The probe tips on the Tektronix P77BRWSR shown below are less than 0.01” (0.25mm) in diameter and have 4 sharp barbs on the end of the tip that can make secure contact with SMT component pads, tightly spaced vias, and narrowly spaced differential pairs.
Tektronix P77BRWSR browser probe accessory.
So let’s assume that you can find a probe tip on a browser that is small and sharp, what are some of the other considerations when you decide you want to use a browser? Here are some quotes from engineers who use browsers to probe their devices. I’m sure this will sound familiar:
“When I'm browsing I can lose connections or accidentally move to other pins.”
“I want to maintain positive pressure on the tip when I'm browsing.”
Clearly, it’s important for the browser to securely attach and stay connected to the device, especially if you need to reach over to your scope while still holding the connection to your signal. Sharp points on the browser tip are helpful for this purpose. The barbs on the P77BRWSR are small and sharp enough to dig in slightly to metal contacts, such as solder or copper.
Close-up of the Tektronix P77BRWSR browser tip showing the barbs on the end of the tip.
The browser also has “pogo” pin tips that adjust to uneven surfaces and maintain contact if you relax your grip on the browser. You can see it in action in the short video clip below:
Browsing isn’t only about narrow and small either. As one engineer told me:
“Sometimes I need a wide pitch on the browser so that I can contact a signal and a ground bus that is further away.”
Today’s high performance browsers typically allow you to adjust the tip spacing. The range of adjustment can vary, so be sure to check the minimum and maximum spacing of the tips. Maximizing the adjustment range means you can reach more signals on your devices with the browser. Tektronix’ P77BRWSR has a minimum spacing of 0 and a maximum of .21” (5.3 mm).
Note that as you adjust the spacing of the browser tips, the probe’s high frequency response changes somewhat. For maximum signal fidelity, be sure to check probe manufacturer recommendations on correcting for changes in frequency response vs. tip opening.
Test point visibility
There’s another consideration that may be obvious, but is often overlooked. Don’t make the mistake of this engineer:
“The body of the browser can get in the way visually. I have to flip it around to come in at different angles so I can see my probe points.”

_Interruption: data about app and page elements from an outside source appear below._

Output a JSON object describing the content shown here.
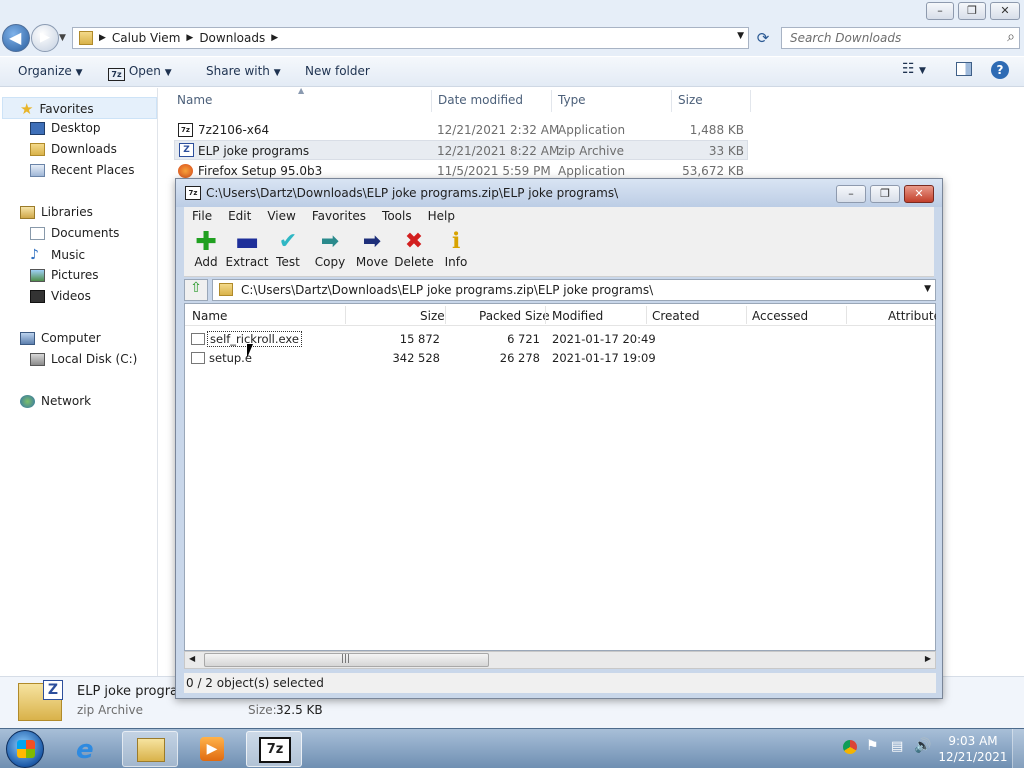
{
  "explorer": {
    "address": {
      "segments": [
        "Calub Viem",
        "Downloads"
      ]
    },
    "search_placeholder": "Search Downloads",
    "toolbar": {
      "organize": "Organize",
      "open": "Open",
      "share_with": "Share with",
      "new_folder": "New folder"
    },
    "nav": {
      "favorites": "Favorites",
      "desktop": "Desktop",
      "downloads": "Downloads",
      "recent": "Recent Places",
      "libraries": "Libraries",
      "documents": "Documents",
      "music": "Music",
      "pictures": "Pictures",
      "videos": "Videos",
      "computer": "Computer",
      "local_disk": "Local Disk (C:)",
      "network": "Network"
    },
    "columns": {
      "name": "Name",
      "date": "Date modified",
      "type": "Type",
      "size": "Size"
    },
    "files": [
      {
        "name": "7z2106-x64",
        "date": "12/21/2021 2:32 AM",
        "type": "Application",
        "size": "1,488 KB"
      },
      {
        "name": "ELP joke programs",
        "date": "12/21/2021 8:22 AM",
        "type": "zip Archive",
        "size": "33 KB"
      },
      {
        "name": "Firefox Setup 95.0b3",
        "date": "11/5/2021 5:59 PM",
        "type": "Application",
        "size": "53,672 KB"
      }
    ],
    "details": {
      "name": "ELP joke programs",
      "type": "zip Archive",
      "size_label": "Size:",
      "size_value": "32.5 KB"
    }
  },
  "sevenzip": {
    "title": "C:\\Users\\Dartz\\Downloads\\ELP joke programs.zip\\ELP joke programs\\",
    "menu": [
      "File",
      "Edit",
      "View",
      "Favorites",
      "Tools",
      "Help"
    ],
    "tools": {
      "add": "Add",
      "extract": "Extract",
      "test": "Test",
      "copy": "Copy",
      "move": "Move",
      "delete": "Delete",
      "info": "Info"
    },
    "path": "C:\\Users\\Dartz\\Downloads\\ELP joke programs.zip\\ELP joke programs\\",
    "columns": {
      "name": "Name",
      "size": "Size",
      "packed": "Packed Size",
      "modified": "Modified",
      "created": "Created",
      "accessed": "Accessed",
      "attributes": "Attributes"
    },
    "rows": [
      {
        "name": "self_rickroll.exe",
        "size": "15 872",
        "packed": "6 721",
        "modified": "2021-01-17 20:49"
      },
      {
        "name": "setup.e",
        "size": "342 528",
        "packed": "26 278",
        "modified": "2021-01-17 19:09"
      }
    ],
    "status": "0 / 2 object(s) selected"
  },
  "taskbar": {
    "time": "9:03 AM",
    "date": "12/21/2021"
  },
  "colors": {
    "selection": "#e5f0fb",
    "sevenzip_frame": "#c9d7ea",
    "taskbar": "#7f9dc0"
  }
}
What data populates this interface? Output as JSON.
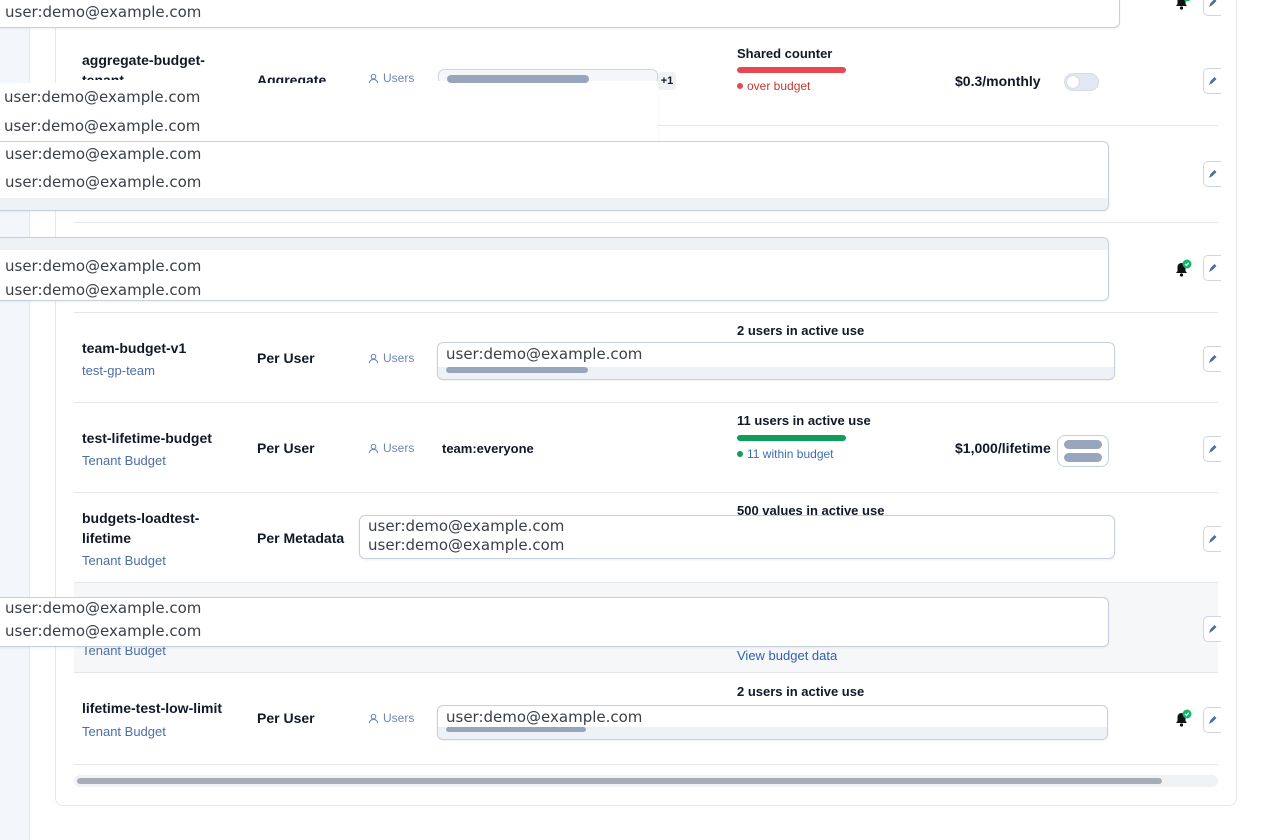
{
  "overlay_text": "user:demo@example.com",
  "rows": [
    {
      "name": "aggregate-budget-tenant",
      "type": "Aggregate",
      "users_label": "Users",
      "extra_count": "+1",
      "usage_title": "Shared counter",
      "status": "over budget",
      "status_color": "#e5484d",
      "limit": "$0.3/monthly"
    },
    {
      "name": "team-budget-v1",
      "subtitle": "test-gp-team",
      "type": "Per User",
      "users_label": "Users",
      "usage_title": "2 users in active use"
    },
    {
      "name": "test-lifetime-budget",
      "subtitle": "Tenant Budget",
      "type": "Per User",
      "users_label": "Users",
      "assignee": "team:everyone",
      "usage_title": "11 users in active use",
      "status": "11 within budget",
      "status_color": "#0f9d58",
      "limit": "$1,000/lifetime"
    },
    {
      "name": "budgets-loadtest-lifetime",
      "subtitle": "Tenant Budget",
      "type": "Per Metadata",
      "usage_title": "500 values in active use"
    },
    {
      "subtitle": "Tenant Budget",
      "link": "View budget data"
    },
    {
      "name": "lifetime-test-low-limit",
      "subtitle": "Tenant Budget",
      "type": "Per User",
      "users_label": "Users",
      "usage_title": "2 users in active use"
    }
  ],
  "colors": {
    "accent_link": "#2f5fb3",
    "over_budget": "#e5484d",
    "within_budget": "#0f9d58",
    "bell_badge": "#12b76a"
  }
}
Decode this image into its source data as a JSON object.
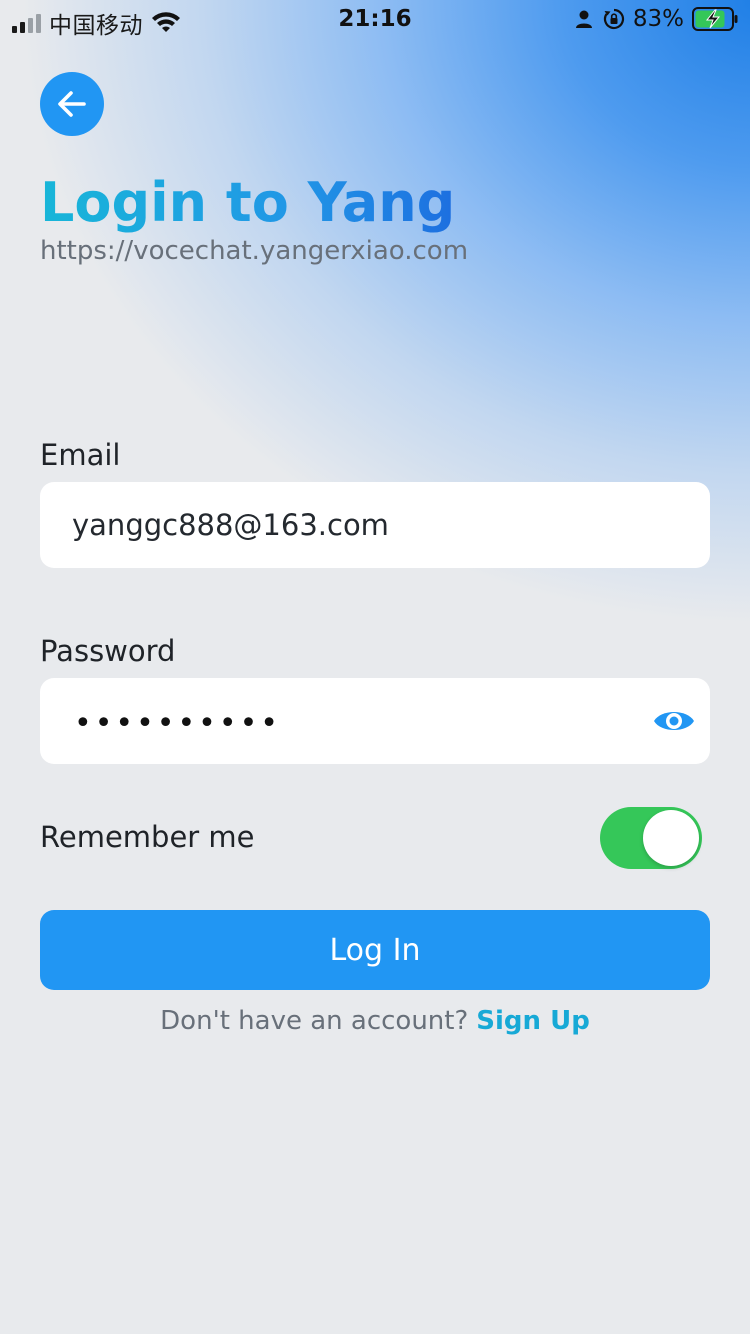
{
  "status_bar": {
    "carrier": "中国移动",
    "time": "21:16",
    "battery_percent": "83%",
    "battery_level": 0.83,
    "battery_charging": true,
    "icons": [
      "signal-icon",
      "wifi-icon",
      "person-icon",
      "orientation-lock-icon",
      "battery-icon"
    ]
  },
  "header": {
    "back_icon": "arrow-left-icon",
    "title": "Login to Yang",
    "subtitle": "https://vocechat.yangerxiao.com"
  },
  "form": {
    "email_label": "Email",
    "email_value": "yanggc888@163.com",
    "password_label": "Password",
    "password_masked": "••••••••••",
    "password_icon": "eye-icon",
    "remember_label": "Remember me",
    "remember_on": true,
    "login_label": "Log In"
  },
  "footer": {
    "prompt": "Don't have an account?",
    "signup_label": "Sign Up"
  },
  "colors": {
    "accent": "#2196f3",
    "toggle_on": "#35c759",
    "link": "#17a9d6",
    "background": "#e8eaed"
  }
}
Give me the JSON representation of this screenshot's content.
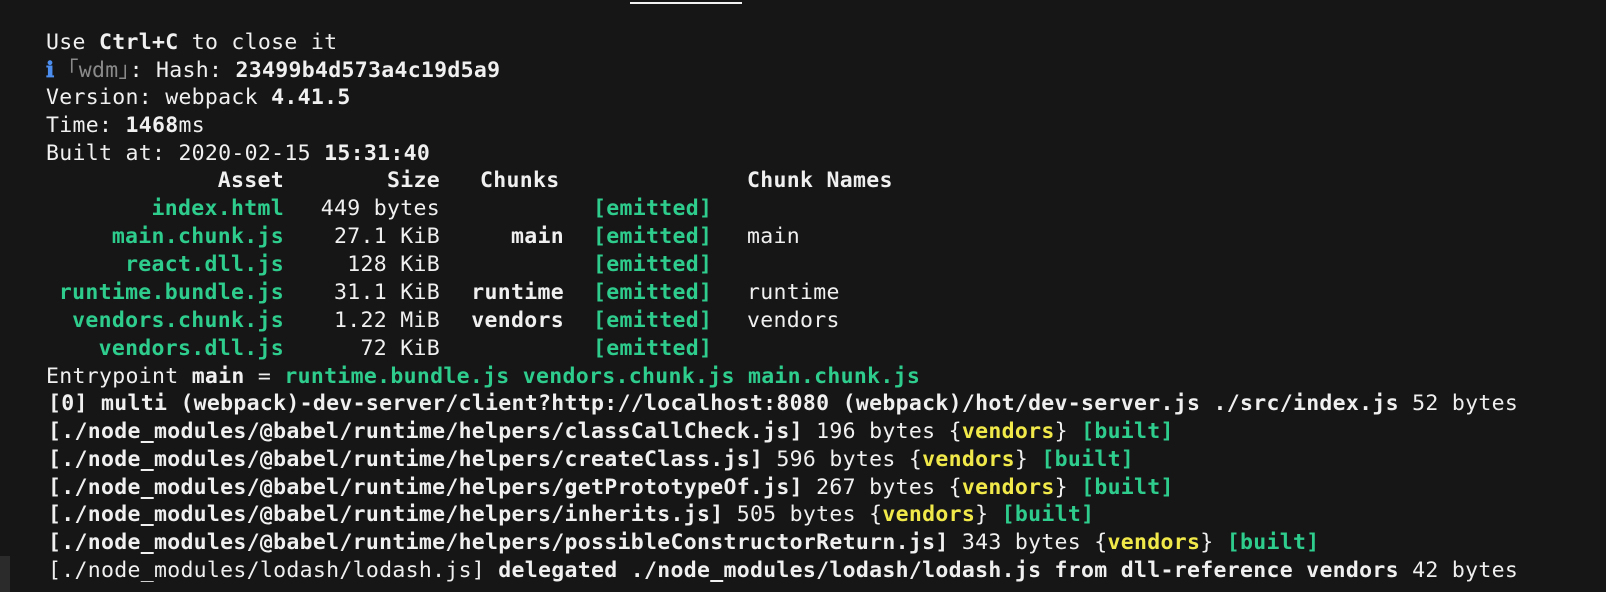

Although it is not often found on a datasheet, being able to see the browser tips is a key requirement for quick and easy measurements. When evaluating high performance browsers, look for tips that reach out and away from the browser body. Check that you can clearly see the tips from as many angles as possible, so that you don’t have to twist or turn your device just to see the contacts of the probe.
The Tektronix P77BRWSR has tips that extend out from the browser body for good visibility. It also includes an LED headlight that can be turned on to improve the visibility of the probe connection point.
Tektronix P77BRWSR browser tips are easily visible from all angles.
Usability and performance
The P77BRWSR browser sets a new industry standard for usability and performance. The browser accessory works with Tektronix P7700 series TriMode probes that deliver up to 20 GHz bandwidth, minimize probe loading on the device under test and a fully de-embedded measurement based upon a full S-parameter characterization of the probe and accessories. The P77BRWSR offers high impedance (144kΩ DC resistance, 0.22pF AC loading).
Because the fidelity of a measurement depends upon the frequency response of the measurement device, the S-parameters of the accessory are stored on the browser and are uploaded to your scope when it is first attached. As the browser tip spacing changes, the frequency response is automatically adjusted based upon the width of the spacing. You don’t have to worry that your measurement is inaccurate just because you adjusted the spacing. To learn how you can start marking quick and precise browser measurements, go to: /datasheet/p7700-series-trimode%E2%84%A2-probe-family-datasheet.
What are your experiences with using browser probes on high-speed designs? How have you overcome some of the challenges?